Sunday morning we slept in until 9am before preparing for a normal Sunday hike to the mountains north of Beijing. We traveled by foot for 15 minutes to a subway which took us from line ten to line 8 underground where we came up for sunlight, a view of the 2008 Olympic stadiums, and a 12 minute walk to a hiking group meeting place. On our short walk from the apartment to the subway we stopped at a 7-11 and picked up local breakfast foods that we shared on the walk. We waited for a pair of German friends (Felix & Janna) who met us at the subway for the travel to the hike and the hike itself.Some of the items included hard boiled eggs, chicken, some other meat, and tofu. Once we arrived for the hiking meet-up we met friends, realized that our mountain hike would include a section of the Great Wall (Black Dragon Mountain.) You met Yan Ma, Jiannan Zhang (from Plano) plus many others. One cute couple of doctors gave us a ride after dinner. Don’t forget the huge dinner and Reid purchased a long sleeved Playboy shirt. We went to sleep by 10pm I believe.
Monday (rest day) included a leisurely morning of oatmeal, hot tea, coffee, and showers! We got our nails did, a massage, ate lunch with Tracy, saw the Village, Ya Show, and then met Amara at the Village Starbucks before traveling by taxi to meet Justin for hot pot. After hot pot we met Crystal and friends at Joy City for KTV(Karaoke) until midnight.

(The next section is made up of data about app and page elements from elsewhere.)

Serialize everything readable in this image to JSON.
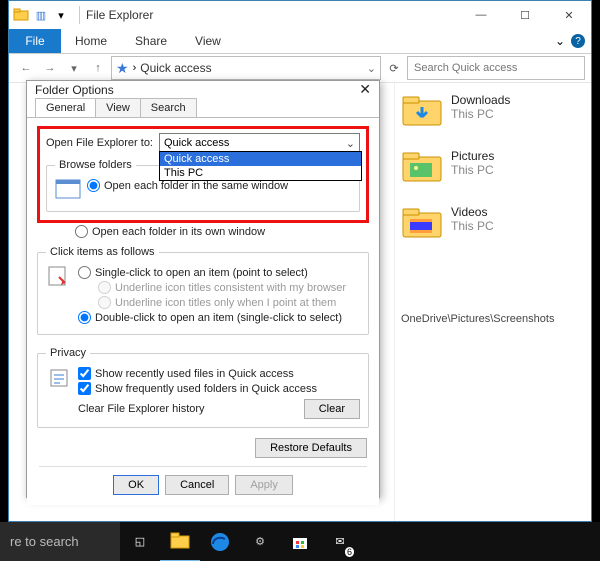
{
  "window": {
    "title": "File Explorer",
    "ribbon_file": "File",
    "tab_home": "Home",
    "tab_share": "Share",
    "tab_view": "View"
  },
  "address": {
    "sep": "›",
    "current": "Quick access",
    "search_placeholder": "Search Quick access"
  },
  "libraries": {
    "downloads": {
      "name": "Downloads",
      "loc": "This PC"
    },
    "pictures": {
      "name": "Pictures",
      "loc": "This PC"
    },
    "videos": {
      "name": "Videos",
      "loc": "This PC"
    }
  },
  "statuspath": "OneDrive\\Pictures\\Screenshots",
  "folder_options": {
    "title": "Folder Options",
    "tab_general": "General",
    "tab_view": "View",
    "tab_search": "Search",
    "open_label": "Open File Explorer to:",
    "combo_selected": "Quick access",
    "combo_options": {
      "0": "Quick access",
      "1": "This PC"
    },
    "browse_legend": "Browse folders",
    "browse_same": "Open each folder in the same window",
    "browse_own": "Open each folder in its own window",
    "click_legend": "Click items as follows",
    "click_single": "Single-click to open an item (point to select)",
    "click_uline1": "Underline icon titles consistent with my browser",
    "click_uline2": "Underline icon titles only when I point at them",
    "click_double": "Double-click to open an item (single-click to select)",
    "privacy_legend": "Privacy",
    "priv_recent": "Show recently used files in Quick access",
    "priv_freq": "Show frequently used folders in Quick access",
    "clear_label": "Clear File Explorer history",
    "clear_btn": "Clear",
    "restore_btn": "Restore Defaults",
    "ok": "OK",
    "cancel": "Cancel",
    "apply": "Apply"
  },
  "taskbar": {
    "search": "re to search"
  }
}
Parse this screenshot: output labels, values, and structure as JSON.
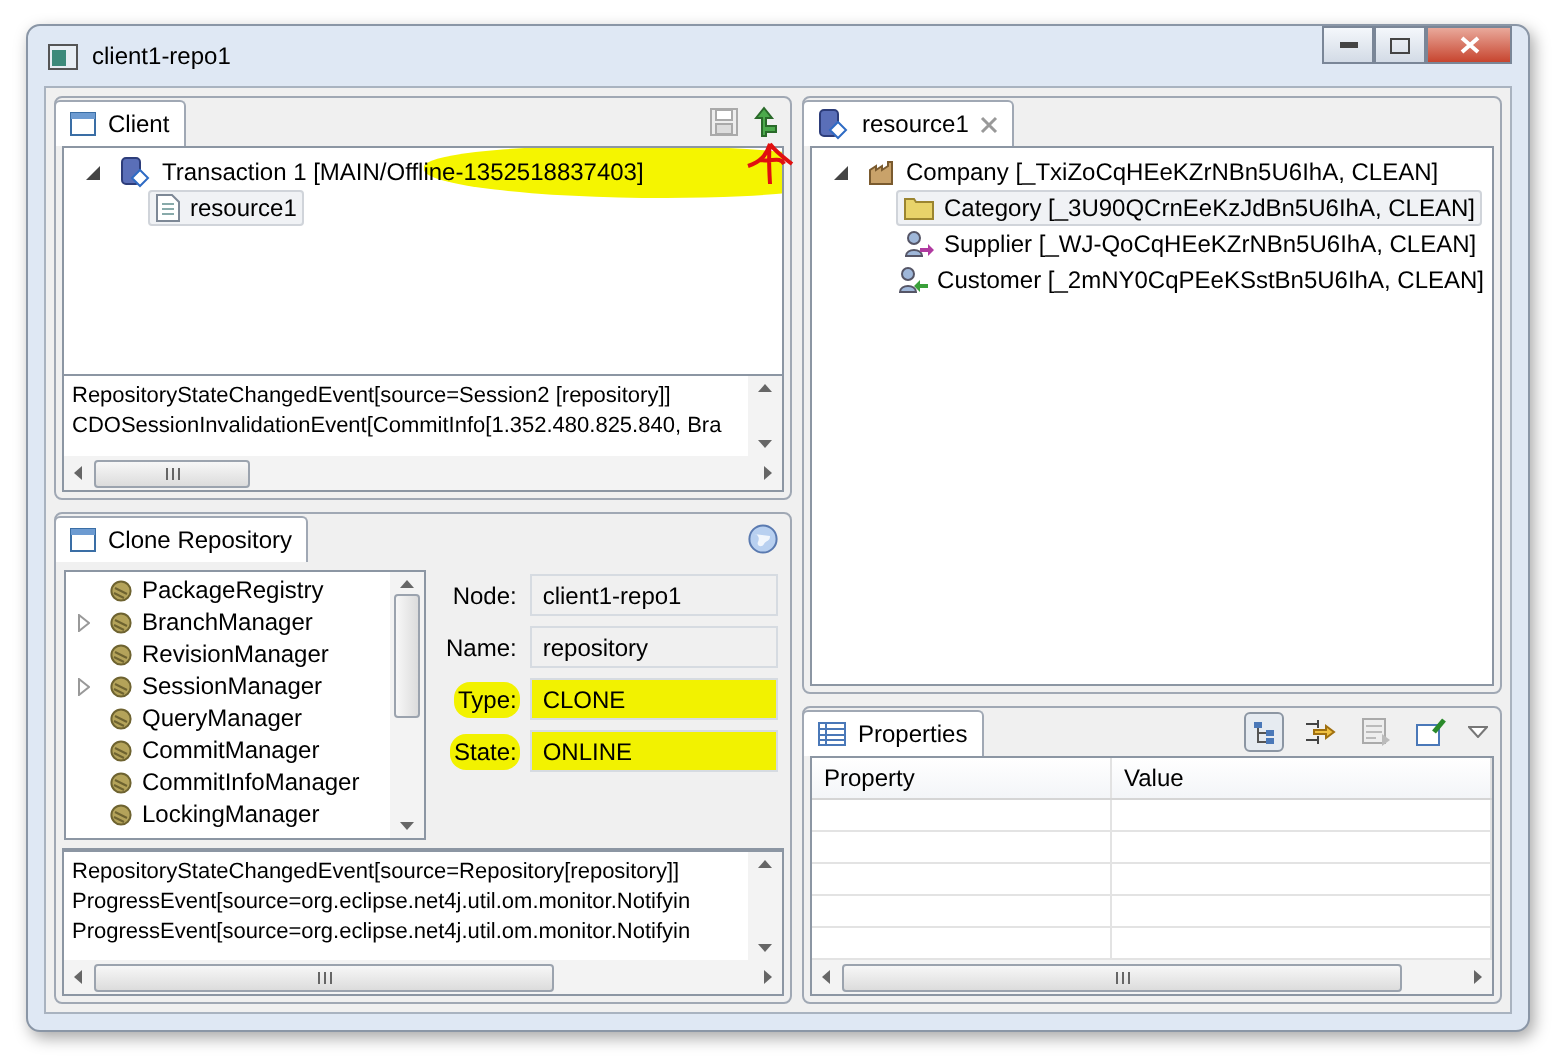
{
  "window": {
    "title": "client1-repo1"
  },
  "client_view": {
    "tab": {
      "label": "Client",
      "selected": true
    },
    "tree": [
      {
        "label": "Transaction 1 [MAIN/Offline-1352518837403]",
        "kind": "transaction",
        "highlighted": true,
        "expanded": true,
        "selected": false,
        "children": [
          {
            "label": "resource1",
            "kind": "resource",
            "selected": true
          }
        ]
      }
    ],
    "log": [
      "RepositoryStateChangedEvent[source=Session2 [repository]]",
      "CDOSessionInvalidationEvent[CommitInfo[1.352.480.825.840, Bra"
    ]
  },
  "clone_view": {
    "tab": {
      "label": "Clone Repository",
      "selected": true
    },
    "tree": [
      {
        "label": "PackageRegistry",
        "expandable": false
      },
      {
        "label": "BranchManager",
        "expandable": true
      },
      {
        "label": "RevisionManager",
        "expandable": false
      },
      {
        "label": "SessionManager",
        "expandable": true
      },
      {
        "label": "QueryManager",
        "expandable": false
      },
      {
        "label": "CommitManager",
        "expandable": false
      },
      {
        "label": "CommitInfoManager",
        "expandable": false
      },
      {
        "label": "LockingManager",
        "expandable": false
      }
    ],
    "fields": [
      {
        "label": "Node:",
        "value": "client1-repo1",
        "highlighted": false
      },
      {
        "label": "Name:",
        "value": "repository",
        "highlighted": false
      },
      {
        "label": "Type:",
        "value": "CLONE",
        "highlighted": true
      },
      {
        "label": "State:",
        "value": "ONLINE",
        "highlighted": true
      }
    ],
    "log": [
      "RepositoryStateChangedEvent[source=Repository[repository]]",
      "ProgressEvent[source=org.eclipse.net4j.util.om.monitor.Notifyin",
      "ProgressEvent[source=org.eclipse.net4j.util.om.monitor.Notifyin"
    ]
  },
  "editor": {
    "tab": {
      "label": "resource1",
      "selected": true
    },
    "tree": [
      {
        "label": "Company [_TxiZoCqHEeKZrNBn5U6IhA, CLEAN]",
        "kind": "company",
        "expanded": true,
        "selected": false,
        "children": [
          {
            "label": "Category [_3U90QCrnEeKzJdBn5U6IhA, CLEAN]",
            "kind": "category",
            "selected": true
          },
          {
            "label": "Supplier [_WJ-QoCqHEeKZrNBn5U6IhA, CLEAN]",
            "kind": "supplier",
            "selected": false
          },
          {
            "label": "Customer [_2mNY0CqPEeKSstBn5U6IhA, CLEAN]",
            "kind": "customer",
            "selected": false
          }
        ]
      }
    ]
  },
  "properties": {
    "tab": {
      "label": "Properties",
      "selected": true
    },
    "tools": [
      {
        "kind": "tree",
        "pressed": true
      },
      {
        "kind": "advanced",
        "pressed": false
      },
      {
        "kind": "restore",
        "pressed": false
      },
      {
        "kind": "pin",
        "pressed": false
      }
    ],
    "columns": [
      "Property",
      "Value"
    ]
  }
}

Tuesday, the three of us traveled by subway form Line 10 to Line 1 and to Tienan’men square, a museum, and then you two toured the Forbidden city and got HUNGRY. I met you both back at the Village area, across a street from 3.3 building, fed you a sandwich, introduced you to young Peggy, Chris from NY, then met Ying for Beijing duck. We made it to bed at a reasonable time.
Wednesday, we trekked with anticipation out to the Beijing zoo subway stop. We ate some serious street noodles, meat on a stick, egg something, then went inside the massive shopping mall for clothes, a purse, and lots of looking. With anticipation we then journeyed to Wudaokou for the night street market. After we arrived early we checked out some stores, a massage place, a Charlie Brown coffee shop, and some more street noodles. We also ate tacos and drank beer at La Bamba before heading back home without visiting the night street market. It did not happen that night.
Thursday we ate the egg pancakes on the street and taxi’d to Nanlouguoxiang – I left y’all for a Houhai, Goulou dajie, Nanlouguoxiang trifecta. You ate Shinjiang (Muslim) food in Houhai and did a bit of shopping. You took a rickshaw ride around Houhai where the driver pointed out homes of famous people. You checked out the bell tower also. Y’all taxi’d back and met Ping before we walked to the Chaoyang theater for the Acrobats show with Crystal. We ate some 7-11 food on the way to the wonderful performance. After the show we ate Hong Kong food at the Village.
Friday I left early for work at Shang Di. Y’all slept in and went (all by yourselves) to the Temple of Heaven on subway line 5. You ate fast food hot pot and then met me back at the Silk Market for a watch purchase as well as some souvenirs. We walked across the street to the original silk market for a Gortex jacket purchase before heading to Justin’s subway stop in the rain. We walked in the rain to meet Justin for a most wonderful dinner that included souvenir beer glasses and more Beijing duck. After dinner y’all went home to pack.
Saturday at 5:35am you left for the airport.
The apartment was tight but not cramped. We made it work. Y’all walked, traveled by subway, taxi, and private car. You ate many different foods. You negotiated prices for many different items. You learned how to WALK AWAY. You navigated the subway system alone. You made new friends and (hopefully) realized that you’ll be back here. You learned a few Chinese words.
Remember- WALK AWAY- The price always drops when you WALK AWAY.